The Huddersfield Contemporary Music Festival is concerned to diversify and attract new audiences, but pleasingly the high standard of performances that we have come to expect at the festival has been maintained.
The visiting ensembles from Holland and Germany have been particularly good. One such is Berlin-based Mosaik, although in this concert of four world premieres by British, Mexican and German composers the programme let them down.
It was not really clear what was going on, or why, in the first two compositions performed, a situation not assisted by the largely incomprehensible programme notes.
Only the energetic composition by Sam Hayden was coherent, despite being a conscious attempt to revive the hermetic spirit of the new music of the 1950s.
In common with many other ensembles this year, there was a table full of laptops on stage, and some digital gizmos, including ‘sensored gloves’.
Nevertheless, the actual sound of most of the compositions performed was very old fashioned modern, instrumental players hitting their instruments and shouting, the pianist crashing his forearms along the keyboard.
This too may be a modishly ‘retro’ stance.
The attention-seeking closing piece by Michael Wertmuller, the ensemble’s drummer, was raucously overblown and hilariously bad.
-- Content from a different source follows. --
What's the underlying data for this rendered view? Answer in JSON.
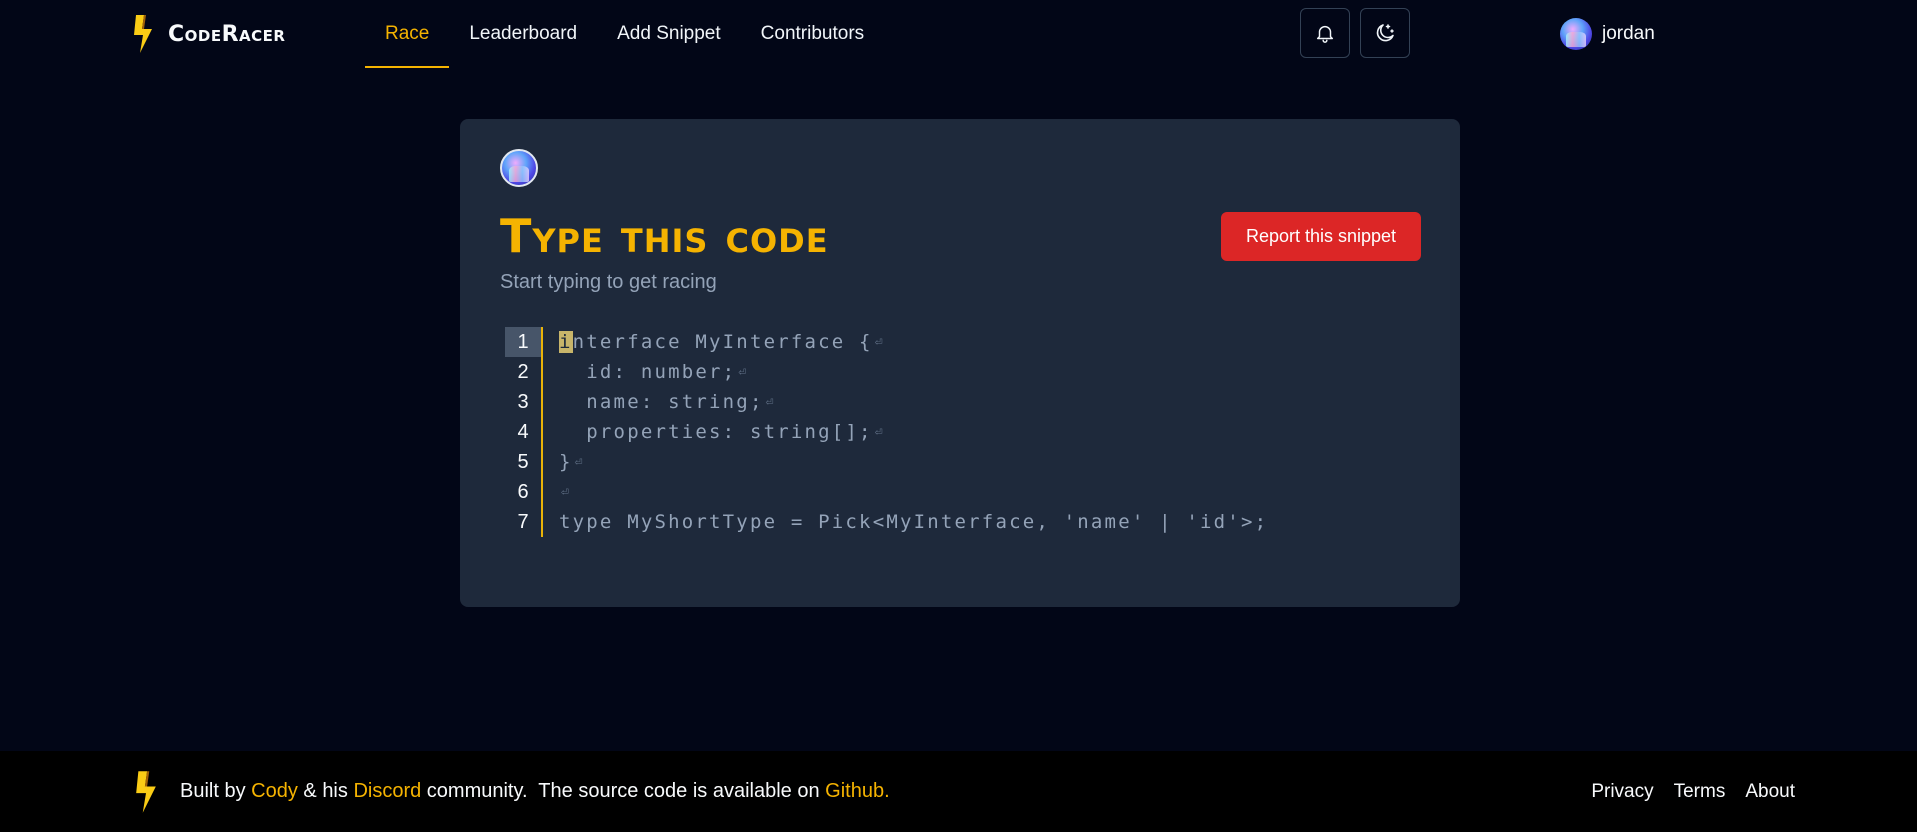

It kept reminding me of Adrian Edmondson being a prat in The Young Ones.
Unlike the wonderful performance by the eminent American composer Robert Ashley the night before, this concert was a disappointment, a dead end.
To re-quote Samuel Beckett from one of the composer’s programme notes, they need to ‘Fail again. Fail better’.